After a little thought, that's the core of a simpler approach than the one in my last post. If you enable IP forwarding on your OpenVPN server, and set up a NAT from the tun0 device to eth0, that solves most of the problems in one fell swoop. In essence, you "become" the OpenVPN server, so you can do anything it can do. Neither the local network nor the firewall need any special configuration.

The only thing it doesn't allow is to have your remote network initiate connections to your client, and that's not typically going to be an issue.

That setup avoids a tremendous lot of complexity, and it lets you devote a machine that's probably much beefier than your router to running the OpenVPN tunnel. You don't have to fool with the firewall or with your other client machines.

Well, okay, you do have to forward one port on your firewall, from the outside interface to the OpenVPN server, but that's all.

RDP over SSH for the win.

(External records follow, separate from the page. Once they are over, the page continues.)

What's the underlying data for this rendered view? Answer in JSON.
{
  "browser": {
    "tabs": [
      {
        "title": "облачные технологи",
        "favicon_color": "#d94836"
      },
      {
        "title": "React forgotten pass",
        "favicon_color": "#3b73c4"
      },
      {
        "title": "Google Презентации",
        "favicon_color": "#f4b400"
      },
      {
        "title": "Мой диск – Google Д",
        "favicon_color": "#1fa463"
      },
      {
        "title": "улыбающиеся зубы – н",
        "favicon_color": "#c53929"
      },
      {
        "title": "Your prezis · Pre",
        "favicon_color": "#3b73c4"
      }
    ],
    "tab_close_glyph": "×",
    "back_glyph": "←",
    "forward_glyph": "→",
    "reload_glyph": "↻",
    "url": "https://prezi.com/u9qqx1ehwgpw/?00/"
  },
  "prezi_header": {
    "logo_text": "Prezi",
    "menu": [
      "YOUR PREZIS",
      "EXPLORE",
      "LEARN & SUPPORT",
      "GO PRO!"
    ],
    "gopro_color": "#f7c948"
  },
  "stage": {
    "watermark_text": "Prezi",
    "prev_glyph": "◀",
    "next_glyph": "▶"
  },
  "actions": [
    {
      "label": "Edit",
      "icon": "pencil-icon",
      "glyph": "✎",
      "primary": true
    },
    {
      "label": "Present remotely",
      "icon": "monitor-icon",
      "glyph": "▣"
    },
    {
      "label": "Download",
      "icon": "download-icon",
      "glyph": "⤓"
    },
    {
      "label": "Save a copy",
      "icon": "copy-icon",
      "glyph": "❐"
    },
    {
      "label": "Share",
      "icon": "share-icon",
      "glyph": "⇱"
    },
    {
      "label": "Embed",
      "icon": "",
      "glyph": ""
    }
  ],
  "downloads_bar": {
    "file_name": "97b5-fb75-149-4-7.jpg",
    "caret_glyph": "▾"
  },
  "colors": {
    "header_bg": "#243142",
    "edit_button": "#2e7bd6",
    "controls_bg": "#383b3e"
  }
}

Now on to your overall concern. Do I get it? Sure, but on the other hand trusting dropbox over another company (MS, Google, Apple) isn't exactly a rational choice, especially since dropbox holds the keys to your files and can turn them over to law enforcement just as easily as the other options. If you put a file in dropbox it's no different than sending it in your Hotmail or keeping it in your drafts there, a warrant will still get the folks the data. Sure you can make it harder by using a zip that's pw protected but that's not the same as encryption. And before we start saying one company is better than another, if anything Snowden has given us glimpses of along with Stuxtnet, SSL is broken. If you are under investigation by people high enough in the chain to call upon those powers you are boned. Unless you are not connected to the internet 24/7 and use encryption EVERY WHERE and even then it is difficult to stay diligent. Keep in mind Lavasoft went out of business over the NSL they received to give the feds their SSL key. If you are targeted you are toast.

Great responses all, thanks. Perhaps I am overstating my need for security though, as the only files I will be using this setup for are work files, none of which are even close to interesting enough for anyone to want to steal. No IP is on the line. I've stopped using SkyDrive however because with Windows 8.1 you are now required to log in to your PC with a Microsoft account to use SkyDrive, which just feels like too much of a security risk to me. I'm not technical minded enough to set up SSH tunnels or OpenVPNs, and I'm not interested in investing in setting up my own server, so I'll probably start with that bit torrent syncing thing and see how it goes.

I think I'm going to switch from Own Cloud which uses PHP to Sandstorm. I chipped in at the t-shirt level since I am going to run it on my raspberry pi for proof of concept.

This might interest you, Mao. I backed it on Kickstarter and it should be getting delivered soon (currently being beta tested).